*What is expected:*
An exact copy of the entries below is the expected answer.

*Material for this exercise:*

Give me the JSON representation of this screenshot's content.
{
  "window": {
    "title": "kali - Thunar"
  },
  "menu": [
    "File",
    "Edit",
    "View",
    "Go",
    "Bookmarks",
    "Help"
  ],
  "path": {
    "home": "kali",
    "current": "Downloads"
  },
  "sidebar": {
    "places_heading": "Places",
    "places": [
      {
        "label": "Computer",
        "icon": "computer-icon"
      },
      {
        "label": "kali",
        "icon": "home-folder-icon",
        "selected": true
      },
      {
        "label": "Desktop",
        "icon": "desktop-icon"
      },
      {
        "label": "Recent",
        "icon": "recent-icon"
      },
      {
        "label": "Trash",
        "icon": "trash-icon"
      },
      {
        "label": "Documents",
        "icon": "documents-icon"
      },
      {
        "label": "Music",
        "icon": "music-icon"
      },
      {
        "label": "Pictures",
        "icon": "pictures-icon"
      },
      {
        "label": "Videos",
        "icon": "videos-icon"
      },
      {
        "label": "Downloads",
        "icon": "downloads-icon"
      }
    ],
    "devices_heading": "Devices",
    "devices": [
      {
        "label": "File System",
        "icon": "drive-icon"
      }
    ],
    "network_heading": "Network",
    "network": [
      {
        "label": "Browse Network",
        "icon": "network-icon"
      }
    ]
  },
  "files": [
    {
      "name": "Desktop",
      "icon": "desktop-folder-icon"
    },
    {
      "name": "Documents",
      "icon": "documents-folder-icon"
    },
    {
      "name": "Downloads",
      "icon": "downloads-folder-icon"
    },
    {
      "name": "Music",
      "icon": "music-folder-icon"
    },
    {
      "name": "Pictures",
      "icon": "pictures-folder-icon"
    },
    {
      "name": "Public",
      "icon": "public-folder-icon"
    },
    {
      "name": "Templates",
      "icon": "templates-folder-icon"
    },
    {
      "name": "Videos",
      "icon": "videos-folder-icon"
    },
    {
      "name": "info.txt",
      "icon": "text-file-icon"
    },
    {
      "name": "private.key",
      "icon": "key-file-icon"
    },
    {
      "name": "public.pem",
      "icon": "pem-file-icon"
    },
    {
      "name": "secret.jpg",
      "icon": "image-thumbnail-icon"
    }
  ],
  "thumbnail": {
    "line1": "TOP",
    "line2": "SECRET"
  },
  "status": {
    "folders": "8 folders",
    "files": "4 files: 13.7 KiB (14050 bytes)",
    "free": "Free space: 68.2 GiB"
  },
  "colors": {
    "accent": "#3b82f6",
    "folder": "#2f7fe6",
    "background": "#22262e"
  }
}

*Result below:*
Give me the JSON representation of this screenshot's content.
{
  "window": {
    "title": "kali - Thunar"
  },
  "menu": [
    "File",
    "Edit",
    "View",
    "Go",
    "Bookmarks",
    "Help"
  ],
  "path": {
    "home": "kali",
    "current": "Downloads"
  },
  "sidebar": {
    "places_heading": "Places",
    "places": [
      {
        "label": "Computer",
        "icon": "computer-icon"
      },
      {
        "label": "kali",
        "icon": "home-folder-icon",
        "selected": true
      },
      {
        "label": "Desktop",
        "icon": "desktop-icon"
      },
      {
        "label": "Recent",
        "icon": "recent-icon"
      },
      {
        "label": "Trash",
        "icon": "trash-icon"
      },
      {
        "label": "Documents",
        "icon": "documents-icon"
      },
      {
        "label": "Music",
        "icon": "music-icon"
      },
      {
        "label": "Pictures",
        "icon": "pictures-icon"
      },
      {
        "label": "Videos",
        "icon": "videos-icon"
      },
      {
        "label": "Downloads",
        "icon": "downloads-icon"
      }
    ],
    "devices_heading": "Devices",
    "devices": [
      {
        "label": "File System",
        "icon": "drive-icon"
      }
    ],
    "network_heading": "Network",
    "network": [
      {
        "label": "Browse Network",
        "icon": "network-icon"
      }
    ]
  },
  "files": [
    {
      "name": "Desktop",
      "icon": "desktop-folder-icon"
    },
    {
      "name": "Documents",
      "icon": "documents-folder-icon"
    },
    {
      "name": "Downloads",
      "icon": "downloads-folder-icon"
    },
    {
      "name": "Music",
      "icon": "music-folder-icon"
    },
    {
      "name": "Pictures",
      "icon": "pictures-folder-icon"
    },
    {
      "name": "Public",
      "icon": "public-folder-icon"
    },
    {
      "name": "Templates",
      "icon": "templates-folder-icon"
    },
    {
      "name": "Videos",
      "icon": "videos-folder-icon"
    },
    {
      "name": "info.txt",
      "icon": "text-file-icon"
    },
    {
      "name": "private.key",
      "icon": "key-file-icon"
    },
    {
      "name": "public.pem",
      "icon": "pem-file-icon"
    },
    {
      "name": "secret.jpg",
      "icon": "image-thumbnail-icon"
    }
  ],
  "thumbnail": {
    "line1": "TOP",
    "line2": "SECRET"
  },
  "status": {
    "folders": "8 folders",
    "files": "4 files: 13.7 KiB (14050 bytes)",
    "free": "Free space: 68.2 GiB"
  },
  "colors": {
    "accent": "#3b82f6",
    "folder": "#2f7fe6",
    "background": "#22262e"
  }
}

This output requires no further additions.